→ **TASK OBJECTIVE**: Copy the data below verbatim, leaving no line out.
+ + + + +
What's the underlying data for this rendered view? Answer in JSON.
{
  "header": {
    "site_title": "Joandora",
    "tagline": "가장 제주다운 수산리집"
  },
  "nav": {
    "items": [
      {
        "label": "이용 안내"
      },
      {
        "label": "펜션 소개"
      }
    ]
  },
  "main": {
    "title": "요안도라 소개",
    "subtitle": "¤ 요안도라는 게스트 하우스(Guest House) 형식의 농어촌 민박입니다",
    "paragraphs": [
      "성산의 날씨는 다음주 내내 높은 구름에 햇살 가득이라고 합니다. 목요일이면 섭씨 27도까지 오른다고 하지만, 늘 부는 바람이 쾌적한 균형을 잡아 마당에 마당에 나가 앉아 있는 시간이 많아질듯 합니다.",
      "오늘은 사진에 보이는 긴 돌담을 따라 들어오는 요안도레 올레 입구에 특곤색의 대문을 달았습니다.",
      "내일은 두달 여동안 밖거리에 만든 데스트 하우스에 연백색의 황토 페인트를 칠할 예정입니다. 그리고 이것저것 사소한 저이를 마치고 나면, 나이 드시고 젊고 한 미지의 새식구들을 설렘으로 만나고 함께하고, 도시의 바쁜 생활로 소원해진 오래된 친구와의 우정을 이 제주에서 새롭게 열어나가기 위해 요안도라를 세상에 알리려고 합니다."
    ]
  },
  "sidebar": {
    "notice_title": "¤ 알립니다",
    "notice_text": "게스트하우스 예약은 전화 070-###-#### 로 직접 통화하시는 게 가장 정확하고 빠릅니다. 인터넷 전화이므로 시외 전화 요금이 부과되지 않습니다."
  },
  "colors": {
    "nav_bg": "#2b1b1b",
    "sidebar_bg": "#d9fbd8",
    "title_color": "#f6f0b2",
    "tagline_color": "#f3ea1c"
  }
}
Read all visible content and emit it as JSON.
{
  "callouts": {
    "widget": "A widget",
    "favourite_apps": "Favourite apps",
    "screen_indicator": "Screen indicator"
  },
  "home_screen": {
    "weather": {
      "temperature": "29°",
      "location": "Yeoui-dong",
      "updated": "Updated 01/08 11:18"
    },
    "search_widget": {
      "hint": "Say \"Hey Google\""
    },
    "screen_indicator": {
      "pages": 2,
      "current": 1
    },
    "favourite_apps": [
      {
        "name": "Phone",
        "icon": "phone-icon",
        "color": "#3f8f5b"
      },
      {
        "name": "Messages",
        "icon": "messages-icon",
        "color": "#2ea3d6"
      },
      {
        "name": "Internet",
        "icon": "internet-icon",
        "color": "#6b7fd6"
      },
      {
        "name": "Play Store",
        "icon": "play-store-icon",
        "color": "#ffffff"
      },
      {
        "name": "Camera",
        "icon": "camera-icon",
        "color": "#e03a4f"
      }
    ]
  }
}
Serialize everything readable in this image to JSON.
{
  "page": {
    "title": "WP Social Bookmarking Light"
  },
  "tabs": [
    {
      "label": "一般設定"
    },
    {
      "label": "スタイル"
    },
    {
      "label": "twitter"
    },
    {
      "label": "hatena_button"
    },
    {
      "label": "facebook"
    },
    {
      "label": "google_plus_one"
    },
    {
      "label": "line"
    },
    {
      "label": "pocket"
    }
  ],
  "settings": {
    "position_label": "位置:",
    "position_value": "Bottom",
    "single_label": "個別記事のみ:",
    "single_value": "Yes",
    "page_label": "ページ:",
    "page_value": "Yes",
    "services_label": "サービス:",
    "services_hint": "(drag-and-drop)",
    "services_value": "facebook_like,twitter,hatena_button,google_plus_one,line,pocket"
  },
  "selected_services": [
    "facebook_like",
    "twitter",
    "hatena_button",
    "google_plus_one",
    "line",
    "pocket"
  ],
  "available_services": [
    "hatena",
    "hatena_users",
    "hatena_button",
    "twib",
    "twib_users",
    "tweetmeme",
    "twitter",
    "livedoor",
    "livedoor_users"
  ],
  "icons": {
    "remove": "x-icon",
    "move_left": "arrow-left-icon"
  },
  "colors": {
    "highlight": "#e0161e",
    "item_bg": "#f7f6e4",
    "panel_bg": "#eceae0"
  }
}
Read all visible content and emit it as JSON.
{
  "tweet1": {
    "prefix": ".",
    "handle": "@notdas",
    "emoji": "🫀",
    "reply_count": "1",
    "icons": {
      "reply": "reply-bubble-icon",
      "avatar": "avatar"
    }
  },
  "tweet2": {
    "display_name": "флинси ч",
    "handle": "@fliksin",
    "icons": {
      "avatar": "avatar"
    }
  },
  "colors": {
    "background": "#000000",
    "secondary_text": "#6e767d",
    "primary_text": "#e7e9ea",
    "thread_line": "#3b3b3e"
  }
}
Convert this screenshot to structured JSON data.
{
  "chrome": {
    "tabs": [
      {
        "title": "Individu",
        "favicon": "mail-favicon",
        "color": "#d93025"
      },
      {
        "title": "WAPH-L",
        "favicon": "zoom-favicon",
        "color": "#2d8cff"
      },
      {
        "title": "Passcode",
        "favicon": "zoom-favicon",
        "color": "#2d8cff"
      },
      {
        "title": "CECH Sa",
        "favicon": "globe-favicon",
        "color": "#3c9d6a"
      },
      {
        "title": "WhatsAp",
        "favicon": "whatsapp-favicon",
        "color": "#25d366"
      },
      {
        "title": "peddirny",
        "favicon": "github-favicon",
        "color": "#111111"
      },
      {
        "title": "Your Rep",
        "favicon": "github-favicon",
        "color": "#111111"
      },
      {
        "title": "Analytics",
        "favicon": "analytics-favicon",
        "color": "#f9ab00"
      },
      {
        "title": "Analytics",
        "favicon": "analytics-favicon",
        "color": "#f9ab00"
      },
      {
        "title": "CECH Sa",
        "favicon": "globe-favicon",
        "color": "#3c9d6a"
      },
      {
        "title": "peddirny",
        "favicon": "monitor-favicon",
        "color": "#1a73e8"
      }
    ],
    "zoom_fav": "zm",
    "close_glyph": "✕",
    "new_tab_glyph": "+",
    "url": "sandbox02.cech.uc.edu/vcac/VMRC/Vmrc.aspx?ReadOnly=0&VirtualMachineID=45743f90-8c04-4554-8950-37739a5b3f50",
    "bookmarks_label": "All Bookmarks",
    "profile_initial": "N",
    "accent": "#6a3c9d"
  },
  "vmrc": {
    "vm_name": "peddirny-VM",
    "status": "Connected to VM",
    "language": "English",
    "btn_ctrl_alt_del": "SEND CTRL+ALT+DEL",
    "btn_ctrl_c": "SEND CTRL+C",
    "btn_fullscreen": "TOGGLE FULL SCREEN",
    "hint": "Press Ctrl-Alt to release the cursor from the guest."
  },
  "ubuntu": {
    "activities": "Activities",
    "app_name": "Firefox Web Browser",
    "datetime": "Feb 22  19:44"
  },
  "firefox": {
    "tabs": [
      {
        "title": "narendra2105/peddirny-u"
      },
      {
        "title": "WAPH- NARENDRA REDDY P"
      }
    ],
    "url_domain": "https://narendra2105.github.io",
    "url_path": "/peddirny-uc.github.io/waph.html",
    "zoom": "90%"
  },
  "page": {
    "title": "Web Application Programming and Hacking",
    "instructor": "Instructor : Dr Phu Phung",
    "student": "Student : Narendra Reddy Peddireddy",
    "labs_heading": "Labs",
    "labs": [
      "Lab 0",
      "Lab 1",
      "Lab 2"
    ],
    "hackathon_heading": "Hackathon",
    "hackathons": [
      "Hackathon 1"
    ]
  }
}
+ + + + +
→ **RESPONSE TO THE EXERCISE**:
What's the underlying data for this rendered view? Answer in JSON.
{
  "header": {
    "site_title": "Joandora",
    "tagline": "가장 제주다운 수산리집"
  },
  "nav": {
    "items": [
      {
        "label": "이용 안내"
      },
      {
        "label": "펜션 소개"
      }
    ]
  },
  "main": {
    "title": "요안도라 소개",
    "subtitle": "¤ 요안도라는 게스트 하우스(Guest House) 형식의 농어촌 민박입니다",
    "paragraphs": [
      "성산의 날씨는 다음주 내내 높은 구름에 햇살 가득이라고 합니다. 목요일이면 섭씨 27도까지 오른다고 하지만, 늘 부는 바람이 쾌적한 균형을 잡아 마당에 마당에 나가 앉아 있는 시간이 많아질듯 합니다.",
      "오늘은 사진에 보이는 긴 돌담을 따라 들어오는 요안도레 올레 입구에 특곤색의 대문을 달았습니다.",
      "내일은 두달 여동안 밖거리에 만든 데스트 하우스에 연백색의 황토 페인트를 칠할 예정입니다. 그리고 이것저것 사소한 저이를 마치고 나면, 나이 드시고 젊고 한 미지의 새식구들을 설렘으로 만나고 함께하고, 도시의 바쁜 생활로 소원해진 오래된 친구와의 우정을 이 제주에서 새롭게 열어나가기 위해 요안도라를 세상에 알리려고 합니다."
    ]
  },
  "sidebar": {
    "notice_title": "¤ 알립니다",
    "notice_text": "게스트하우스 예약은 전화 070-###-#### 로 직접 통화하시는 게 가장 정확하고 빠릅니다. 인터넷 전화이므로 시외 전화 요금이 부과되지 않습니다."
  },
  "colors": {
    "nav_bg": "#2b1b1b",
    "sidebar_bg": "#d9fbd8",
    "title_color": "#f6f0b2",
    "tagline_color": "#f3ea1c"
  }
}
Read all visible content and emit it as JSON.
{
  "callouts": {
    "widget": "A widget",
    "favourite_apps": "Favourite apps",
    "screen_indicator": "Screen indicator"
  },
  "home_screen": {
    "weather": {
      "temperature": "29°",
      "location": "Yeoui-dong",
      "updated": "Updated 01/08 11:18"
    },
    "search_widget": {
      "hint": "Say \"Hey Google\""
    },
    "screen_indicator": {
      "pages": 2,
      "current": 1
    },
    "favourite_apps": [
      {
        "name": "Phone",
        "icon": "phone-icon",
        "color": "#3f8f5b"
      },
      {
        "name": "Messages",
        "icon": "messages-icon",
        "color": "#2ea3d6"
      },
      {
        "name": "Internet",
        "icon": "internet-icon",
        "color": "#6b7fd6"
      },
      {
        "name": "Play Store",
        "icon": "play-store-icon",
        "color": "#ffffff"
      },
      {
        "name": "Camera",
        "icon": "camera-icon",
        "color": "#e03a4f"
      }
    ]
  }
}
Serialize everything readable in this image to JSON.
{
  "page": {
    "title": "WP Social Bookmarking Light"
  },
  "tabs": [
    {
      "label": "一般設定"
    },
    {
      "label": "スタイル"
    },
    {
      "label": "twitter"
    },
    {
      "label": "hatena_button"
    },
    {
      "label": "facebook"
    },
    {
      "label": "google_plus_one"
    },
    {
      "label": "line"
    },
    {
      "label": "pocket"
    }
  ],
  "settings": {
    "position_label": "位置:",
    "position_value": "Bottom",
    "single_label": "個別記事のみ:",
    "single_value": "Yes",
    "page_label": "ページ:",
    "page_value": "Yes",
    "services_label": "サービス:",
    "services_hint": "(drag-and-drop)",
    "services_value": "facebook_like,twitter,hatena_button,google_plus_one,line,pocket"
  },
  "selected_services": [
    "facebook_like",
    "twitter",
    "hatena_button",
    "google_plus_one",
    "line",
    "pocket"
  ],
  "available_services": [
    "hatena",
    "hatena_users",
    "hatena_button",
    "twib",
    "twib_users",
    "tweetmeme",
    "twitter",
    "livedoor",
    "livedoor_users"
  ],
  "icons": {
    "remove": "x-icon",
    "move_left": "arrow-left-icon"
  },
  "colors": {
    "highlight": "#e0161e",
    "item_bg": "#f7f6e4",
    "panel_bg": "#eceae0"
  }
}
Read all visible content and emit it as JSON.
{
  "tweet1": {
    "prefix": ".",
    "handle": "@notdas",
    "emoji": "🫀",
    "reply_count": "1",
    "icons": {
      "reply": "reply-bubble-icon",
      "avatar": "avatar"
    }
  },
  "tweet2": {
    "display_name": "флинси ч",
    "handle": "@fliksin",
    "icons": {
      "avatar": "avatar"
    }
  },
  "colors": {
    "background": "#000000",
    "secondary_text": "#6e767d",
    "primary_text": "#e7e9ea",
    "thread_line": "#3b3b3e"
  }
}
Convert this screenshot to structured JSON data.
{
  "chrome": {
    "tabs": [
      {
        "title": "Individu",
        "favicon": "mail-favicon",
        "color": "#d93025"
      },
      {
        "title": "WAPH-L",
        "favicon": "zoom-favicon",
        "color": "#2d8cff"
      },
      {
        "title": "Passcode",
        "favicon": "zoom-favicon",
        "color": "#2d8cff"
      },
      {
        "title": "CECH Sa",
        "favicon": "globe-favicon",
        "color": "#3c9d6a"
      },
      {
        "title": "WhatsAp",
        "favicon": "whatsapp-favicon",
        "color": "#25d366"
      },
      {
        "title": "peddirny",
        "favicon": "github-favicon",
        "color": "#111111"
      },
      {
        "title": "Your Rep",
        "favicon": "github-favicon",
        "color": "#111111"
      },
      {
        "title": "Analytics",
        "favicon": "analytics-favicon",
        "color": "#f9ab00"
      },
      {
        "title": "Analytics",
        "favicon": "analytics-favicon",
        "color": "#f9ab00"
      },
      {
        "title": "CECH Sa",
        "favicon": "globe-favicon",
        "color": "#3c9d6a"
      },
      {
        "title": "peddirny",
        "favicon": "monitor-favicon",
        "color": "#1a73e8"
      }
    ],
    "zoom_fav": "zm",
    "close_glyph": "✕",
    "new_tab_glyph": "+",
    "url": "sandbox02.cech.uc.edu/vcac/VMRC/Vmrc.aspx?ReadOnly=0&VirtualMachineID=45743f90-8c04-4554-8950-37739a5b3f50",
    "bookmarks_label": "All Bookmarks",
    "profile_initial": "N",
    "accent": "#6a3c9d"
  },
  "vmrc": {
    "vm_name": "peddirny-VM",
    "status": "Connected to VM",
    "language": "English",
    "btn_ctrl_alt_del": "SEND CTRL+ALT+DEL",
    "btn_ctrl_c": "SEND CTRL+C",
    "btn_fullscreen": "TOGGLE FULL SCREEN",
    "hint": "Press Ctrl-Alt to release the cursor from the guest."
  },
  "ubuntu": {
    "activities": "Activities",
    "app_name": "Firefox Web Browser",
    "datetime": "Feb 22  19:44"
  },
  "firefox": {
    "tabs": [
      {
        "title": "narendra2105/peddirny-u"
      },
      {
        "title": "WAPH- NARENDRA REDDY P"
      }
    ],
    "url_domain": "https://narendra2105.github.io",
    "url_path": "/peddirny-uc.github.io/waph.html",
    "zoom": "90%"
  },
  "page": {
    "title": "Web Application Programming and Hacking",
    "instructor": "Instructor : Dr Phu Phung",
    "student": "Student : Narendra Reddy Peddireddy",
    "labs_heading": "Labs",
    "labs": [
      "Lab 0",
      "Lab 1",
      "Lab 2"
    ],
    "hackathon_heading": "Hackathon",
    "hackathons": [
      "Hackathon 1"
    ]
  }
}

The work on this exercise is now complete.